The Mineral scolecite

Colorless Scolecite Spray

Scolecite is a member of the zeolite group, and is closely related to Natrolite and Mesolite. It forms a series with those two minerals, and is the calcium-rich end member. Chemical analysis or optical tests may be required to distinguish Scolecite from Natrolite, and a single crystal may even contain part of each mineral within different zones of the same crystal.

Scolecite can be very brittle, so care should be exercised when handling specimens. Scolecite is named after the Greek term "skolec", which means "worm", alluding to its worm-like reaction to a blowpipe test.

Chemical Formula

CaAl2Si3O10 · 3H2O

Color

White, colorless, light yellow, light pink. Rarely orange.

Crystal System

Monoclinic

Properties

Streak
Colorless
Hardness
5 - 5.5
Transparency
Transparent to translucent
Specific Gravity
2.2 - 2.4
Luster
Vitreous, silky
Cleavage
1,2
Fracture
Uneven
Tenacity
Brittle

Crystal Habits

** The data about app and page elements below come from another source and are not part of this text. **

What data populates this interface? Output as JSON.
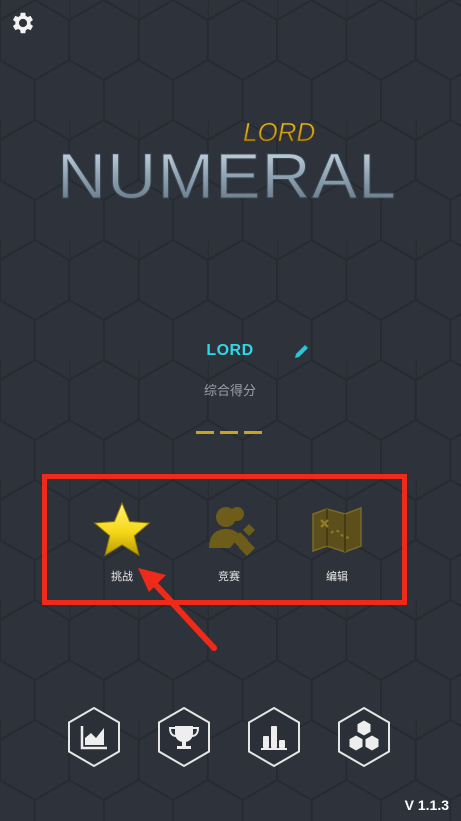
{
  "app": {
    "logo_small": "LORD",
    "logo_big": "NUMERAL",
    "version": "V 1.1.3"
  },
  "profile": {
    "username": "LORD",
    "score_label": "综合得分",
    "score_value": "— — —"
  },
  "modes": [
    {
      "label": "挑战",
      "icon": "star-icon"
    },
    {
      "label": "竞赛",
      "icon": "players-icon"
    },
    {
      "label": "编辑",
      "icon": "map-icon"
    }
  ],
  "bottom_nav": [
    {
      "icon": "stats-chart-icon"
    },
    {
      "icon": "trophy-icon"
    },
    {
      "icon": "leaderboard-icon"
    },
    {
      "icon": "cubes-icon"
    }
  ],
  "colors": {
    "background": "#2e333b",
    "accent_cyan": "#2fd8e6",
    "gold": "#c8a520",
    "highlight_red": "#f02a18"
  }
}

Most often in acicular and radial groupings, with individual slender crystals clearly distinguished. Individual crystals in an aggregate may be grouped tightly together, or there may be a space between each crystals. Individual prismatic crystals are very rare. Commonly in tall columnar bundles of prismatic crystals. Also in reticulated groups, V-shaped twins, in grainy masses of slender crystals, tight radiating masses, and as linings of cavities.

Additional Information

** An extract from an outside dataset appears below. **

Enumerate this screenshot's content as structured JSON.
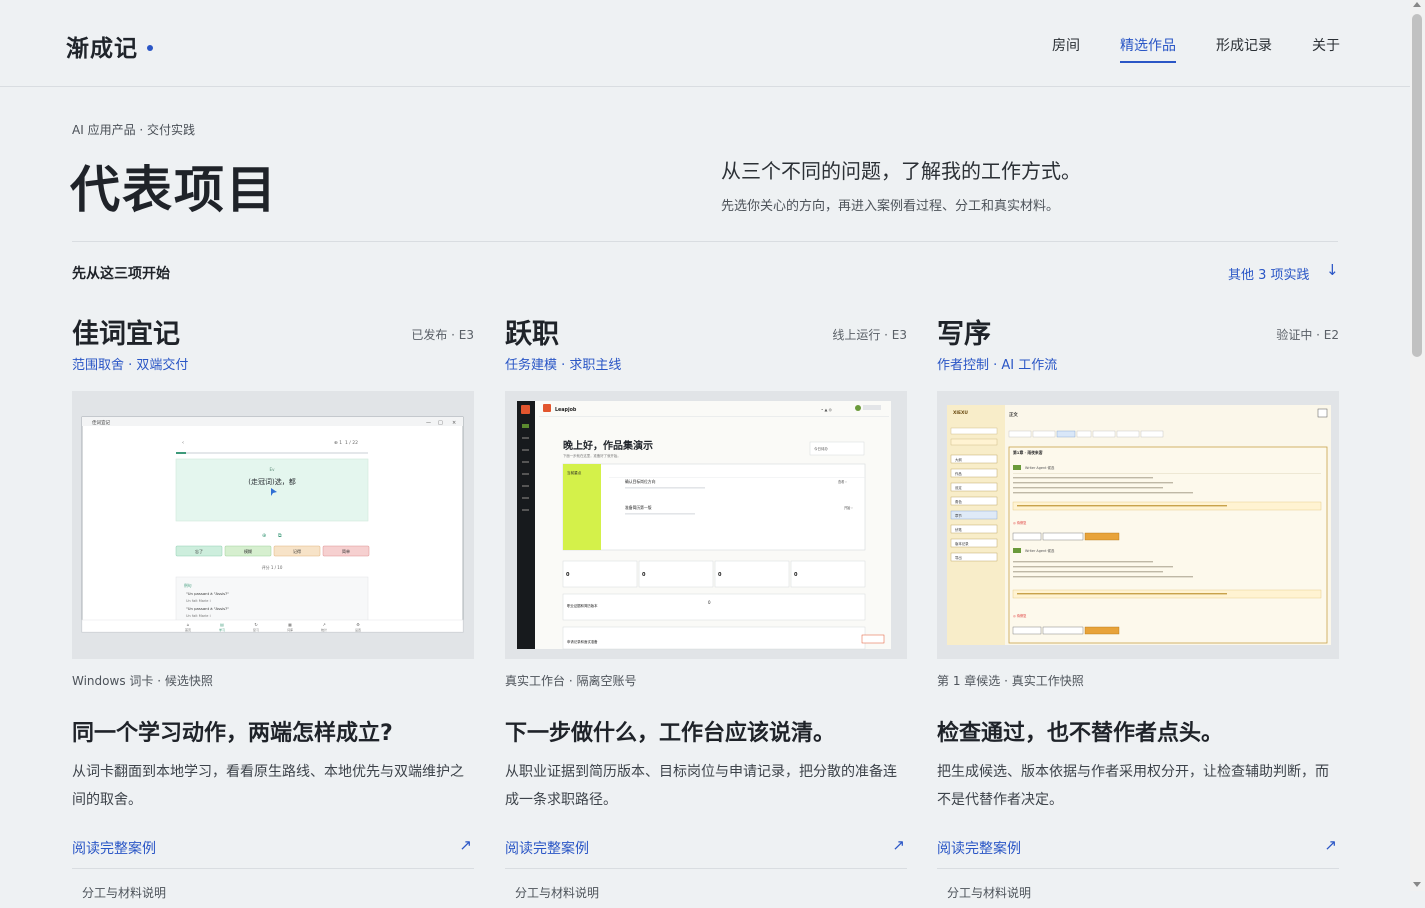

Composition
Hydrous calcium aluminum silicate
In Group
Silicates; Tectosilicates; Zeolite Group
Striking Features
Crystal habits and environment
Environment
In cavities of volcanic basalt; rarely in granites and gneiss.
Rock Type
Igneous

Uses

Scolecite specimens are of interest to collectors, especially those specializing in zeolite minerals.

Noteworthy Localities

India is the most important producer of Scolecite, where excellent specimens are found in the basalts of the Deccan Traps in the state of Maharashtra. The districts that have produced excellent Scolecite include Nasik, Pune (Poona), Ahmadnagar, Jalgaon, and Mumbai. A recent outstanding find of large radiating clusters associated with Stilbite is Rankhamb, Maharashtra, India.

Other worldwide localities include the Das Antas tunnel, Veranópolis, Rio Grande Do Sul, Brazil; Teigarhorn, Berufjördur, Iceland; Arvigo, Grisons, Switzerland; and several deposits in the Ossola Valley, Piedmont, Italy. In the U.S., Scolecite come from Elk Mountain, northeast of Pigeon Springs, Cowlitz Co., Washington.

Common Mineral Associations

Heulandite, Stilbite, Apophyllite, Calcite, Celadonite, Epidote

Distingushing Similar Minerals

Scolecite can be very difficult to distinguish from Natrolite.


Close

Copyright © 2021. Minerals.net

View on Full Site